Cameron’s talk I loved as he related to how he teaches karate, similar. That helps. Put the fun in fundamentals. The Commonwealth Game sports of netball and football dominate – volleyball is a new sport. So aggressive netball coaches said I keep all my girls in netball. We addressed ways to get kids to give other sports a shot. Like Bajan Road Tennis, Badminton and of course, Volleyball!
Lauren had since our clinics introduced volleyball to 215 new kids. Janae had an opportunity to play on scholarship in the USA and spoke of when 10 of 12 players who went to Jamaica, went to study in America, and the face that beach doubles is now a scholarship sport. There was a great presentation on warm up as their national team has changed “so the players are getting warm, not the coaches.” Troy did a GREAT job on drug abuse, weaving Long Term Athletic Development into the mix and showing a powerful film on steroids, along with flyers and info on the pills and other things available and how to work against them.

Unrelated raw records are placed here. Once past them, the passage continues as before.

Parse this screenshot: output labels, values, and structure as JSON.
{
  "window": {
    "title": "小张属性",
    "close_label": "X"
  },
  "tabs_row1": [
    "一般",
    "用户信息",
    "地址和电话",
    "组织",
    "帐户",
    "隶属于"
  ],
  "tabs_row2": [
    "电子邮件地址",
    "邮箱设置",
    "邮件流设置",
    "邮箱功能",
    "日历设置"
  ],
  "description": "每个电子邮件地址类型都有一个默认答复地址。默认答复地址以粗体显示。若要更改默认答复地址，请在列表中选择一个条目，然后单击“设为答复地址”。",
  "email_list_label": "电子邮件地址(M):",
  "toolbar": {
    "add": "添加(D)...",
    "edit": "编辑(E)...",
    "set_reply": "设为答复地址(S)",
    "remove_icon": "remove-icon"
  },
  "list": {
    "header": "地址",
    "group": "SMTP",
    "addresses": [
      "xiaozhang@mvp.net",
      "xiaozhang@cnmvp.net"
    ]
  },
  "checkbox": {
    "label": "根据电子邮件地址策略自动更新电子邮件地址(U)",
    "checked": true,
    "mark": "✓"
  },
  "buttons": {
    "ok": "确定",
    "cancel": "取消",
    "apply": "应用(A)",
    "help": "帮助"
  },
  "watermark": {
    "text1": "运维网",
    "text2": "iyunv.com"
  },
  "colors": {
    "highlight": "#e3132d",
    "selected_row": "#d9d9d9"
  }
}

Monday and Tuesday I stayed on to work with a large Sports Camp, and the youth national team players, who were both training and helping coach (that which you teach you learn). So from 9 am to 3pm we trained kids and their coaches on the ideas now learned. Six nets were up, not just two, and nearly 100 kids trained. I showed funny and serious videos to the kids and coaches during the lunch break, so the training was pretty much non-stop. I coached until 1pm, then went outside and had the best snow cone I have ever had, tangerine green apple, joining a long line of kids from the sport center (which is named for a famous cricketer by the way), and then I caught my 3pm flight back home to home, in time for celebrating the fourth of July with my kids. I sure hope they get the schools behind the idea and have a great volleyball festival, for all kids deserve a chance to make volleyball their choice… Thanks to John Griffin and the Barbados Volleyball Federation for the chance to share ideas, now on to preparing for London excellence and if that happens, medals too!